US asset manager BlackRock closed its first European middle-market private debt fund in July this year.
The €1.1 billion fund will, along with several separate accounts, bring total assets under management for this strategy at the firm to €1.8 billion. For an investment firm with €6.3 trillion under management this doesn’t sound like much, but Stéphan Caron, head of European middle-market private debt for the global credit team, is very happy with where the fund is positioned.
“Of the largest European direct lending funds, a dozen are now over €2 billion in size,” he tells Euromoney. “They are moving into the upper mid-market and doing much bigger transactions. Their competition is the capital markets and syndicated loans.”
Indeed, Los Angeles-based direct lender Ares increased its European direct lending strategy commitment to an eye-watering €10 billion within days of the BlackRock fund’s close.
Conditions at the upper end of the market are such that larger direct lenders will increasingly be pitching against large cap cov-lite terms for deals, something that private lenders that stick to the core mid-market are less likely to have to do.
Middle-market borrowers are generally considered by BlackRock to be companies with annual ebitda of less than €50 million, revenues of less than €500 million and debt of less than €500 million. The sector comprises approximately 140,000 firms in Europe, which generate one third of private-sector GDP.
“You have to have the right sized fund for your strategy,” Caron explains. “We are one of the few funds in the core mid-market to have local origination, so we are in a nice spot. We will have to ask ourselves what is the right size for the fund – but I can tell you that it won’t be €10 billion.”
It is not hard to see why Caron likes the core mid-market as an asset class.
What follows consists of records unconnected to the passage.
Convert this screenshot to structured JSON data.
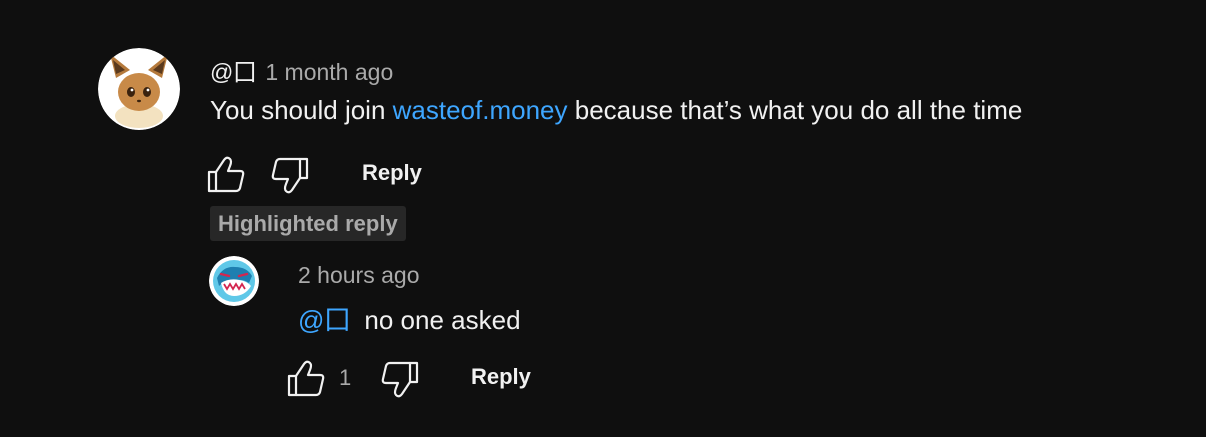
{
  "comment": {
    "author": "@囗",
    "timestamp": "1 month ago",
    "text_before": "You should join ",
    "link": "wasteof.money",
    "text_after": " because that’s what you do all the time",
    "reply_label": "Reply",
    "avatar_icon": "eevee-avatar"
  },
  "highlight_badge": "Highlighted reply",
  "reply": {
    "timestamp": "2 hours ago",
    "mention": "@囗",
    "text": "no one asked",
    "like_count": "1",
    "reply_label": "Reply",
    "avatar_icon": "mrbeast-avatar"
  },
  "colors": {
    "background": "#0f0f0f",
    "text": "#f1f1f1",
    "secondary": "#aaaaaa",
    "link": "#3ea6ff",
    "badge_bg": "#272727"
  }
}
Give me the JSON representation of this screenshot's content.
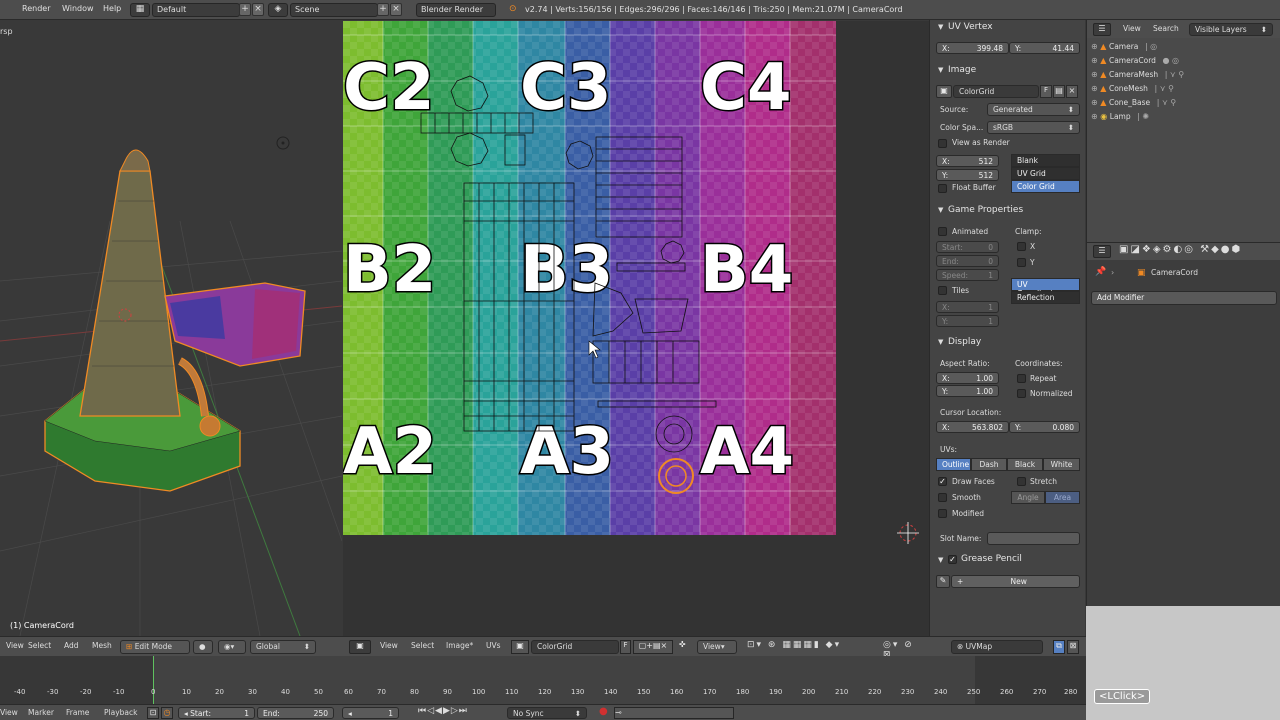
{
  "topbar": {
    "menus": [
      "Render",
      "Window",
      "Help"
    ],
    "screen_layout": "Default",
    "scene": "Scene",
    "render_engine": "Blender Render",
    "stats": "v2.74 | Verts:156/156 | Edges:296/296 | Faces:146/146 | Tris:250 | Mem:21.07M | CameraCord"
  },
  "viewport3d": {
    "view_name_partial": "rsp",
    "object_label": "(1) CameraCord",
    "header": {
      "menus": [
        "View",
        "Select",
        "Add",
        "Mesh"
      ],
      "mode": "Edit Mode",
      "orientation": "Global"
    }
  },
  "uv_editor": {
    "grid_labels": {
      "row_c": [
        "C2",
        "C3",
        "C4"
      ],
      "row_b": [
        "B2",
        "B3",
        "B4"
      ],
      "row_a": [
        "A2",
        "A3",
        "A4"
      ]
    },
    "header": {
      "menus": [
        "View",
        "Select",
        "Image*",
        "UVs"
      ],
      "image_name": "ColorGrid",
      "fake_user": "F",
      "view_menu": "View",
      "uvmap": "UVMap"
    }
  },
  "npanel": {
    "uv_vertex": {
      "title": "UV Vertex",
      "x_label": "X:",
      "x_value": "399.48",
      "y_label": "Y:",
      "y_value": "41.44"
    },
    "image": {
      "title": "Image",
      "name": "ColorGrid",
      "f_label": "F",
      "source_label": "Source:",
      "source_value": "Generated",
      "colorspace_label": "Color Spa...",
      "colorspace_value": "sRGB",
      "view_as_render": "View as Render",
      "width_label": "X:",
      "width_value": "512",
      "height_label": "Y:",
      "height_value": "512",
      "float_buffer": "Float Buffer",
      "gen_types": [
        "Blank",
        "UV Grid",
        "Color Grid"
      ],
      "gen_selected": "Color Grid"
    },
    "game_properties": {
      "title": "Game Properties",
      "animated": "Animated",
      "start_label": "Start:",
      "start_value": "0",
      "end_label": "End:",
      "end_value": "0",
      "speed_label": "Speed:",
      "speed_value": "1",
      "tiles": "Tiles",
      "tiles_x_label": "X:",
      "tiles_x_value": "1",
      "tiles_y_label": "Y:",
      "tiles_y_value": "1",
      "clamp_label": "Clamp:",
      "clamp_x": "X",
      "clamp_y": "Y",
      "mapping": [
        "UV Coordinates",
        "Reflection"
      ],
      "mapping_selected": "UV Coordinates"
    },
    "display": {
      "title": "Display",
      "aspect_label": "Aspect Ratio:",
      "aspect_x_label": "X:",
      "aspect_x": "1.00",
      "aspect_y_label": "Y:",
      "aspect_y": "1.00",
      "coords_label": "Coordinates:",
      "repeat": "Repeat",
      "normalized": "Normalized",
      "cursor_label": "Cursor Location:",
      "cursor_x_label": "X:",
      "cursor_x": "563.802",
      "cursor_y_label": "Y:",
      "cursor_y": "0.080",
      "uvs_label": "UVs:",
      "uv_styles": [
        "Outline",
        "Dash",
        "Black",
        "White"
      ],
      "uv_style_selected": "Outline",
      "draw_faces": "Draw Faces",
      "stretch": "Stretch",
      "smooth": "Smooth",
      "stretch_modes": [
        "Angle",
        "Area"
      ],
      "modified": "Modified",
      "slot_name_label": "Slot Name:"
    },
    "grease_pencil": {
      "title": "Grease Pencil",
      "new_button": "New"
    }
  },
  "outliner": {
    "header": {
      "view": "View",
      "search": "Search",
      "display_mode": "Visible Layers"
    },
    "items": [
      {
        "label": "Camera"
      },
      {
        "label": "CameraCord"
      },
      {
        "label": "CameraMesh"
      },
      {
        "label": "ConeMesh"
      },
      {
        "label": "Cone_Base"
      },
      {
        "label": "Lamp"
      }
    ]
  },
  "properties": {
    "object_name": "CameraCord",
    "add_modifier": "Add Modifier"
  },
  "timeline": {
    "ticks": [
      "-40",
      "-30",
      "-20",
      "-10",
      "0",
      "10",
      "20",
      "30",
      "40",
      "50",
      "60",
      "70",
      "80",
      "90",
      "100",
      "110",
      "120",
      "130",
      "140",
      "150",
      "160",
      "170",
      "180",
      "190",
      "200",
      "210",
      "220",
      "230",
      "240",
      "250",
      "260",
      "270",
      "280"
    ],
    "menus": [
      "View",
      "Marker",
      "Frame",
      "Playback"
    ],
    "start_label": "Start:",
    "start_value": "1",
    "end_label": "End:",
    "end_value": "250",
    "current_frame": "1",
    "sync": "No Sync"
  },
  "overlay": {
    "key_hint": "<LClick>"
  },
  "colors": {
    "selected_blue": "#5680c2",
    "panel_bg": "#444444",
    "header_bg": "#4d4d4d",
    "select_orange": "#f08a24"
  }
}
According to the Fitch Leveraged Credit database, the average annual default rate from 2011 to 2015 for European issuers with outstanding debt of less than €500 million was just 2.6%.
In January this year, the 12-month European Leveraged Loan Index (Elli) default rate for leveraged loans from 2007 to 2015 was 4.8%, and in high yield 12-month issuer-weighted speculative grade, default rates from 2007 to 2015 were 3.4%. How these numbers will hold up if and when the cycle turns is far less clear cut, however.
The new fund is part of BlackRock’s global credit platform, which is co-headed by chief investment officer James Keenan and Tim O’Hara. It has $84 billion assets under management in four strategies: multi-strategy credit, leveraged finance, hedge funds and private credit. Mid-market investing sits in private credit alongside opportunistic debt and specialty finance.
Keenan described the close of the mid-market private debt fund as “a milestone for BlackRock in helping to establish our footprint as a strong player within European middle-market debt, and will aim to further expand our capabilities in Europe. This is another important step on our path to establish a leading global private credit platform”.
The firm’s 11-strong European middle-market private debt investment team is based in London, Paris, Frankfurt and Munich. Germany, which accounted for just 10% of European direct lending last year, is a particular focus. In the first half of 2018, 48% of corporate mid-market leveraged buy-outs in Germany involved a private debt fund – the equivalent figure for the first half of 2017 was just 30%.
“The big story this year has been Germany,” says Caron. “We have a strong conviction that Germany will grow.”
The UK, which has historically accounted for 40% of non-bank transactions in Europe, will see this percentage fall post-Brexit, with France (25%) and Germany likely picking up the slack.
“In order to succeed it is very important to be local,” Caron says. “A lot of funds are based in London and have someone who speaks French and someone who speaks German. That is very different from being on the ground: we have hired local people, so are closer to sponsors and management teams.”
Before joining BlackRock in 2014, Caron – a two-time Olympic medallist in swimming – was chief commercial officer at GE Capital Bank, where he was responsible for originating, structuring and executing mid-market lending and leasing transactions.
The new mid-market fund has invested roughly 30% of its capital commitments since first close with eight investments in the portfolio so far. The lion’s share of business has been with private equity sponsors, but that could change as more European corporates become aware of the alternatives on offer.
“It takes a lot more time to source sponsor-less deals, but they can be very attractive,” Caron points out. “More than half of our current business is sponsor, but we hope that it becomes more balanced over time.”
It seems inconceivable that BlackRock will not become one of the largest players in European direct lending just because of the sheer weight of infrastructure that the firm can deploy. Certainly, with its differentiated sourcing strategy and the strength of the BlackRock name, it represents fearsome competition in an already very overpopulated marketplace.
“There will always be funds pressured to deploy, and larger managers can be more disciplined,” says Caron. “There will, therefore, be much more disparity in performance between debt funds. This will allow investors to differentiate.”